Philip Diehl: Yes. It’s the seat for Abraham Lincoln on American coinage. They don’t want to give it up. So those three factors are major obstacles, and nobody really on Capitol Hill cares enough about the issue to really push it hard and overcome that resistance.
Steve Pomeranz: My guest is Philip Diehl. He was the 35th director of the United States Mint. We’re talking about the penny. What does it cost to actually make the penny each year for the government?
Philip Diehl: Well, it’s more than the value of the penny. The Mint actually generates a profit for the American taxpayer with its other denominations, except the nickel. The nickel’s also below water, but it’s closer to a breakeven than the penny is. The penny cannot be made. You cannot change the composition of the penny to get it into the black. And so it’s costing something in the neighborhood of a little less than two cents a penny to produce a penny. So the Mint loses money on every one it produces.
So it’s more than just a nuisance to businesses to have to put up with and for consumers to jingle around in their pocket and put it into coin jars like you and I do and then someday dump them into a machine to get our money back.
Steve Pomeranz: We used to wrap them on our living room floor so we can go to Disney World. That’s…
Philip Diehl: That’s when they were worth something.

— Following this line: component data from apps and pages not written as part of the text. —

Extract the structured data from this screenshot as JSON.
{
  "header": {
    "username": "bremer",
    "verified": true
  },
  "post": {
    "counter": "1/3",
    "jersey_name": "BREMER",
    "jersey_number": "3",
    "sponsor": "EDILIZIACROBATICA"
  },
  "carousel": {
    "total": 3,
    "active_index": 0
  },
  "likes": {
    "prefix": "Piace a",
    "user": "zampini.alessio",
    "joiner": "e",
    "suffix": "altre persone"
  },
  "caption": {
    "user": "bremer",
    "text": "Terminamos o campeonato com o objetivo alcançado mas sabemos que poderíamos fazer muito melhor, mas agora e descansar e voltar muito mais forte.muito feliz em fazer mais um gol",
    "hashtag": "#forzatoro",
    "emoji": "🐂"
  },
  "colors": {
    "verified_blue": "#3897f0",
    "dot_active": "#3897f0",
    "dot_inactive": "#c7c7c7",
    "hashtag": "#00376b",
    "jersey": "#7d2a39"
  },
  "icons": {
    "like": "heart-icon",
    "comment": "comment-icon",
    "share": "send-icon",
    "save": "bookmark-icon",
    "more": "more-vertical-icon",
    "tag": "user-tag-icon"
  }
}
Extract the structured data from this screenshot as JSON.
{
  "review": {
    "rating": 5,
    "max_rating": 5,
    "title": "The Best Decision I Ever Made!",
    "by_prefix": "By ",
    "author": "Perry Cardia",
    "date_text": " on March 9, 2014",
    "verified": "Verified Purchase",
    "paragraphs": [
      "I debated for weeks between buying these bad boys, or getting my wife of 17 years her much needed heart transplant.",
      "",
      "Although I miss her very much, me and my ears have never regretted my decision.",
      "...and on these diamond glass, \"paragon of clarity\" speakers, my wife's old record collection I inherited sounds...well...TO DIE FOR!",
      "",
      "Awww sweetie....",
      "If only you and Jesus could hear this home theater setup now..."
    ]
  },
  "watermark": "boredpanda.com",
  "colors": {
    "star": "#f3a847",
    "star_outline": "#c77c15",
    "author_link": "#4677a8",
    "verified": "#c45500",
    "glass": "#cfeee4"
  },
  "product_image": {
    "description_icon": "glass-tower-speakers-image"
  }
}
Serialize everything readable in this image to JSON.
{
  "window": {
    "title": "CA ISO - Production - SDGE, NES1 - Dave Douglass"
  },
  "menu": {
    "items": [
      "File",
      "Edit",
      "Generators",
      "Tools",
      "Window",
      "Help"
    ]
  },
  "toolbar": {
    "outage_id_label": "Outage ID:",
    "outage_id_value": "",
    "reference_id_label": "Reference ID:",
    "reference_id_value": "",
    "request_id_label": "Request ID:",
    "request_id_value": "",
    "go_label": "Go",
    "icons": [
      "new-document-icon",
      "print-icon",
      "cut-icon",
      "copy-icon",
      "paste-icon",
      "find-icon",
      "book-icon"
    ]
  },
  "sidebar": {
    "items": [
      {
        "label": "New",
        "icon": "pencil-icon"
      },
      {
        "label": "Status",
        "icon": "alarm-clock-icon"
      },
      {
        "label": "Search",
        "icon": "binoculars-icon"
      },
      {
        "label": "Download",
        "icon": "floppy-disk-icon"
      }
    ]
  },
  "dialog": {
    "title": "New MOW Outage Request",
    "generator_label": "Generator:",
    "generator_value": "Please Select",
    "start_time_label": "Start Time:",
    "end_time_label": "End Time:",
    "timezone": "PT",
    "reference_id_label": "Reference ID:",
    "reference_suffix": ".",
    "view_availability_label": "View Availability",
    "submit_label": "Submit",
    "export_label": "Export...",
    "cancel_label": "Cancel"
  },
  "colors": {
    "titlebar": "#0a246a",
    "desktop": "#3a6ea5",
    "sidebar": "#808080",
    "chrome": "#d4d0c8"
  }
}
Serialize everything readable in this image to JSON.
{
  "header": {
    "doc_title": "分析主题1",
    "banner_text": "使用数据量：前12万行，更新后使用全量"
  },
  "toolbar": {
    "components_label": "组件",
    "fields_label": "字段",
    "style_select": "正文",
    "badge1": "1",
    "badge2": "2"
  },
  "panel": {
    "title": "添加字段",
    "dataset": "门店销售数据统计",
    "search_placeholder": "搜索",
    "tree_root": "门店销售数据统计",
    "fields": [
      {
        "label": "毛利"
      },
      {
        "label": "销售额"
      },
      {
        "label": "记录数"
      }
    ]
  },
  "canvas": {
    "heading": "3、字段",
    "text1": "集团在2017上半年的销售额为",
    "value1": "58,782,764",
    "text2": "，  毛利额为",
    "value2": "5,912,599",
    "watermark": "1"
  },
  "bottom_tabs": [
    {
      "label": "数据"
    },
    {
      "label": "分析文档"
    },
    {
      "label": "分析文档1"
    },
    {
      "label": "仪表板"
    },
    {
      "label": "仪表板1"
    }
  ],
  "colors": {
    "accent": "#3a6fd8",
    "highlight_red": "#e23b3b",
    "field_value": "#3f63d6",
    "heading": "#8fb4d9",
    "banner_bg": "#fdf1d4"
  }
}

Steve Pomeranz: Yeah, exactly. And a ticket was only like $25 to Disney World. So what happens to pricing? What happens to the 3.99, 4.99 kind of pricing if the penny’s no longer there?
Philip Diehl: Well, there’s a couple things to bear in mind. The short answer is: Those transactions will be rounded. And one of the issues that the protectors of the penny has consistently brought up is that, inevitably, those prices are going to be rounded up. I don’t believe that’s the case. In fact, when you eliminate the penny, you could write into the legislation that they have to be rounded down, or up, depending on whether it was at the seven- or the three-cent level.
Steve Pomeranz: I see.
Philip Diehl: The other thing to bear in mind is that 75% of all transactions, and in the future, it’s going to be more than this, 75% of commercial transactions are done in electronic form of one kind or another, not in cash. So 75% of transactions aren’t even affected by this.
Steve Pomeranz: And growing.
Philip Diehl: Yes, yes, definitely growing. And then the other thing is that competition will restrain businesses from taking advantage of this. The reason why I believe this is if a company today can raise the price of a product by a penny, if competition will allow them to raise the price by a penny, they’re going to do it.
Steve Pomeranz: They would have already done it, mm-hmm.
Philip Diehl: Yeah, they would have already done it. And so, there is nothing in eliminating the penny that creates a new opportunity to raise the value.
Steve Pomeranz: All right. One more question before we have to go. If not the penny, then why not the nickel?
Philip Diehl: The nickel is closer to being at breakeven. And the composition of the nickel can be changed to steel. And we’d bring it down to at least breakeven and maybe even a profitable coin. And my attitude about it is, the penny has been useless for several decades. Let’s eliminate that before we tackle the issue of the nickel. So, you know, first things first.
Steve Pomeranz: Okay. One coin at a time. And by the way, to convert your coins in these Coinstars is not cheap. I don’t remember what the percentage is, but I remember looking at it once because I’ve got, I literally do have jars and jars of these things in my house as I collect them. And it’s like, “I’m not paying that.”
Philip Diehl: Yeah, I think it’s like 7 or 8%.
Steve Pomeranz: Yeah, it’s a lot. That’s exactly.
Philip Diehl: In their defense, there are ways of lowering that if you take the gift card or something like that.
Steve Pomeranz: Oh, I see. Okay.
Philip Diehl: But, yeah. They’re charging to take pennies off your hands.
Steve Pomeranz: My guest Philip Diehl, formally the 35th director of the United States Mint. And to find out more about Mr. Diehl and to hear this interview again, don’t forget to join the conversation at onthemoneyradio.org.
Steve Pomeranz: Thank you, Philip. Thank you. It was very interesting. Thanks for taking the time.
Philip Diehl: Thank you, Steve. Take care.